Now that the school is closing, current students will be eligible to have their remaining federal loan debt wiped out under state and federal regulations.

A-Technical College is located in Huntington Park. (Adolfo Guzman-Lopez/LAist)

WHAT'S NEXT FOR STUDENTS?

The closing of A-Technical leaves leaves students like Amelia Lucas with an uncertain future.

"I was worried [about] what was going to happen to me and my classmates as well," she said when the school announced that it was closing. "I was pretty shocked."

Lucas said she was attracted to A-Technical because she got both career training and practical business advice that wasn't taught in high school.

"[High school] taught us how to be employees, but they never taught us how to lead and own our own business," Lucas said.

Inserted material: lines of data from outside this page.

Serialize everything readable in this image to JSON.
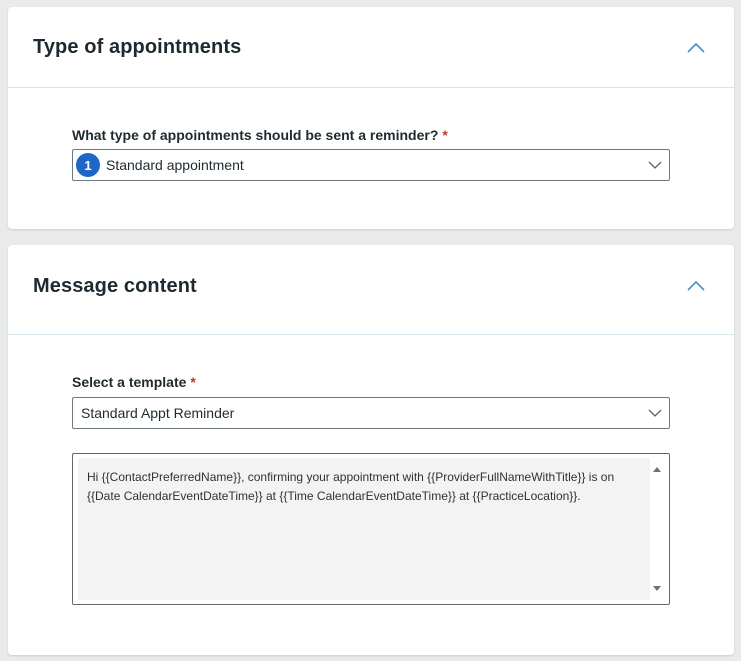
{
  "appointments_section": {
    "title": "Type of appointments",
    "question_label": "What type of appointments should be sent a reminder?",
    "required_marker": "*",
    "selected": {
      "count_badge": "1",
      "value": "Standard appointment"
    }
  },
  "message_section": {
    "title": "Message content",
    "template_label": "Select a template",
    "required_marker": "*",
    "template_value": "Standard Appt Reminder",
    "message_text": "Hi {{ContactPreferredName}}, confirming your appointment with {{ProviderFullNameWithTitle}} is on {{Date CalendarEventDateTime}} at {{Time CalendarEventDateTime}} at {{PracticeLocation}}."
  },
  "colors": {
    "badge": "#1e66c8",
    "chevron": "#4a90c8",
    "required": "#c0392b",
    "message_background": "#f3f3f3"
  },
  "icons": {
    "collapse": "chevron-up-icon",
    "dropdown": "chevron-down-icon",
    "scroll_up": "triangle-up-icon",
    "scroll_down": "triangle-down-icon"
  }
}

It was a core value at A-Technical, said massage therapy instructor Pete Casas. "They learn how to communicate, and they know how to negotiate and know how to debate, they know how not to be taken advantage of in the real world when it comes to business," he said. "And that's what's being taught here."

In the last month, representatives of the state's Bureau for Private Postsecondary Education have visited A-Technical to provide students information about their options, such as whether to transfer to another for-profit college or have their federal loans wiped clean and start a new program somewhere else. The school is also doing outreach and trying to help place students in similar programs at nearby colleges.

"That is my reward," Cristi said, pointing to a photograph of last year's graduates. "When they are working, having a better life, I feel paid," she said.